Written by Jen Finn
On Friday, an interstate regulatory commission is expected to decide the fate of what some consider the biggest little fish in the sea — the Atlantic menhaden.
That decision will ripple through the Chesapeake Bay and up and down the Eastern seaboard. It will affect small business owners and recreational anglers, conservationists and tourism groups, Virginia lawmakers and those who earn their living from what is by weight the largest fishery on the East Coast.
At issue is whether this oily, bony forage fish will for the first time be protected by a coast-wide target catch limit in a bid to rebuild a population that studies show has plummeted about 90 percent in the last 25 years.
Read the full story at Daily Press>>
National Fisherman Live: 3/10/15
In this episode, Online Editor Leslie Taylor talks with Mike McLouglin, vice president of Dunlop Industrial and Protective Footwear.

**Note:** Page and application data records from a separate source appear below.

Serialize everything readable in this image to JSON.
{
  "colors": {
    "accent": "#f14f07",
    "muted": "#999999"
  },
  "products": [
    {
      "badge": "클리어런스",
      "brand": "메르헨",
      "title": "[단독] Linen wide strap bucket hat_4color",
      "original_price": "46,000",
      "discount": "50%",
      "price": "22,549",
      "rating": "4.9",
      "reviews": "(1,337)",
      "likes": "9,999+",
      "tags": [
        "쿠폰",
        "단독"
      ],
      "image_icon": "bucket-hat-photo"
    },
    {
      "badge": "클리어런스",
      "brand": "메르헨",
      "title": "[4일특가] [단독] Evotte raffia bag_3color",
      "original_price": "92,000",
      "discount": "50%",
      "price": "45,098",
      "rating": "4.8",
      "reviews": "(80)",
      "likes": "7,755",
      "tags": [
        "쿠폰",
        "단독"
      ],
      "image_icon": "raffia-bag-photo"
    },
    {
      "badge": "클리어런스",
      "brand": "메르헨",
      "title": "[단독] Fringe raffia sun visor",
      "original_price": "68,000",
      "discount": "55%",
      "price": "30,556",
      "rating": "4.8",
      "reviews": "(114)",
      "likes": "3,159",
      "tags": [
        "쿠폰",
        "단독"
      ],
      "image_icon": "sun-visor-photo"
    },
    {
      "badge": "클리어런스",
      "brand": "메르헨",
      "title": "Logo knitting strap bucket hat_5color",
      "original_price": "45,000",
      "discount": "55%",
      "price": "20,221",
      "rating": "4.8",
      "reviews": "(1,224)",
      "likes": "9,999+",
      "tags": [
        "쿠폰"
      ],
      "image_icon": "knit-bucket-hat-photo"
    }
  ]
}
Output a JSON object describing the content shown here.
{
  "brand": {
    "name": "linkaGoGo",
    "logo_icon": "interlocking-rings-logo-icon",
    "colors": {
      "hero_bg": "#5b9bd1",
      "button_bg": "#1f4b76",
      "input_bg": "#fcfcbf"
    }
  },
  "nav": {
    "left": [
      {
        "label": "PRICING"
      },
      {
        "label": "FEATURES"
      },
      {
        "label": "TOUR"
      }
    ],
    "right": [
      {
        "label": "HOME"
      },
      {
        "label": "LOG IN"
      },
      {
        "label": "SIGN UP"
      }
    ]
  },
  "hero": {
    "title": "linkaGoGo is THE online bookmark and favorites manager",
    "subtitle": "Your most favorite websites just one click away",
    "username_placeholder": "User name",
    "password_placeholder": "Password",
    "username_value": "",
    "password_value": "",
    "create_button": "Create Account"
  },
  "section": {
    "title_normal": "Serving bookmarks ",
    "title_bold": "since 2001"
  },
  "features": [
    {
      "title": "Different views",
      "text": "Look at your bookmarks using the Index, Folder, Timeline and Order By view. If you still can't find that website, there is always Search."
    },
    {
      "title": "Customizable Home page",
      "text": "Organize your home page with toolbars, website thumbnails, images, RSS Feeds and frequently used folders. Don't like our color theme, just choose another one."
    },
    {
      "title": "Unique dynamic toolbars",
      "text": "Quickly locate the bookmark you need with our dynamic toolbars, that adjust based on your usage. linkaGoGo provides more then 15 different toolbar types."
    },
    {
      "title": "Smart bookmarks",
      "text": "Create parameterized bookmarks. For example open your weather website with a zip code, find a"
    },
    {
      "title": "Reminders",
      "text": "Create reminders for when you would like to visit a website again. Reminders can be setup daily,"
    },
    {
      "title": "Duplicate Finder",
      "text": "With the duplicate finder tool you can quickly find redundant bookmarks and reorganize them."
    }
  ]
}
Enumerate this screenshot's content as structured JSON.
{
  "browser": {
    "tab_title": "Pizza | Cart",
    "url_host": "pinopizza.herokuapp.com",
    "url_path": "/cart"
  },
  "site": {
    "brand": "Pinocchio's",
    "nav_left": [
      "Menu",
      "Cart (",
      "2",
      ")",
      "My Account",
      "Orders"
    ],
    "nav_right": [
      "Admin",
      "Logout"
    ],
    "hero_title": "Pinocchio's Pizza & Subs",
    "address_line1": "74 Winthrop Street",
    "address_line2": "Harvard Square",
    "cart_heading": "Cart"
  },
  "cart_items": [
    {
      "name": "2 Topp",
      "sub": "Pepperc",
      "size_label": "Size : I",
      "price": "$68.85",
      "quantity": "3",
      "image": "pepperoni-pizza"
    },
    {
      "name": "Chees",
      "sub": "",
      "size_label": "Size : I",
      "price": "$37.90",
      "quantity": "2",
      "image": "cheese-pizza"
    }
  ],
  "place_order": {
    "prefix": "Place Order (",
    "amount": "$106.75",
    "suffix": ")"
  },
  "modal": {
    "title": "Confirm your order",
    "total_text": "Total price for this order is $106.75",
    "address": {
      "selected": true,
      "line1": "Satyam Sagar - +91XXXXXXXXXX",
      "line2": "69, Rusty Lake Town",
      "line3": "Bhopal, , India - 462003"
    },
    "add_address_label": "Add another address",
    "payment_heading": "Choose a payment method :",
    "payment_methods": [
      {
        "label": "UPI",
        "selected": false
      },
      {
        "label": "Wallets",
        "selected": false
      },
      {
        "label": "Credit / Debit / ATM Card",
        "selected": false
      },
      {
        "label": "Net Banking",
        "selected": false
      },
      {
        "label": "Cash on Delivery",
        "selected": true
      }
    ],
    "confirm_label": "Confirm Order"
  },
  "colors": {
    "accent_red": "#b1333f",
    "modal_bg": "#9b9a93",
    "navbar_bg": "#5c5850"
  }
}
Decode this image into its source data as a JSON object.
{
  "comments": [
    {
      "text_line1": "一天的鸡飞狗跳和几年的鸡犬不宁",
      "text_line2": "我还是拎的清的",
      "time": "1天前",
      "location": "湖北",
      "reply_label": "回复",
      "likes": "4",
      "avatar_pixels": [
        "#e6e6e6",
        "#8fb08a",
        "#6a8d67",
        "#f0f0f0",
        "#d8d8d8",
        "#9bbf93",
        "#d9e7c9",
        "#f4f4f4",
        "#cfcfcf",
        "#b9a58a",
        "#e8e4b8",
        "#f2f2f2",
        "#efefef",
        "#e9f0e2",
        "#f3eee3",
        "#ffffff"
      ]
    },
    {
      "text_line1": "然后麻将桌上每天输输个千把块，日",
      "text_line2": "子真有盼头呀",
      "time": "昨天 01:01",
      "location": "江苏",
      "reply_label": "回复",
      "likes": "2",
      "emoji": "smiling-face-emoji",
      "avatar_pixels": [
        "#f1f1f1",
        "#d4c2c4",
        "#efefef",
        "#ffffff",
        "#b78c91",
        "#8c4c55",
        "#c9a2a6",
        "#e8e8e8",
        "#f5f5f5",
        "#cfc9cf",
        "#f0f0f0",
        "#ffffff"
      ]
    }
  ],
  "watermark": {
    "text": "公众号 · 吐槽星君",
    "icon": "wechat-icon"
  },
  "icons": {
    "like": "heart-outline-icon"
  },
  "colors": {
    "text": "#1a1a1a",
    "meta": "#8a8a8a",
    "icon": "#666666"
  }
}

National Fisherman Live: 2/24/15
In this episode:
March date set for disaster aid dispersal
Oregon LNG project could disrupt fishing
NOAA tweaks gear marking requirement
N.C. launches first commercial/recreational dock
Spiny lobster traps limits not well received
It is with great sadness that Furuno USA announced the passing of industry veteran and long-time Furuno employee, Ed Davis, on April 30.
Alaska Gov. Bill Walker is required by state statute to appoint someone to the Board of Fisheries by today, Tuesday, May 19. However, his efforts to fill the seat have gone unfulfilled since he took office in January. The seven-member board serves as an in-state fishery management council for fisheries in state waters.
The resignation of Walker’s director of Boards and Commissions, Karen Gillis, fanned the flames of controversy late last week.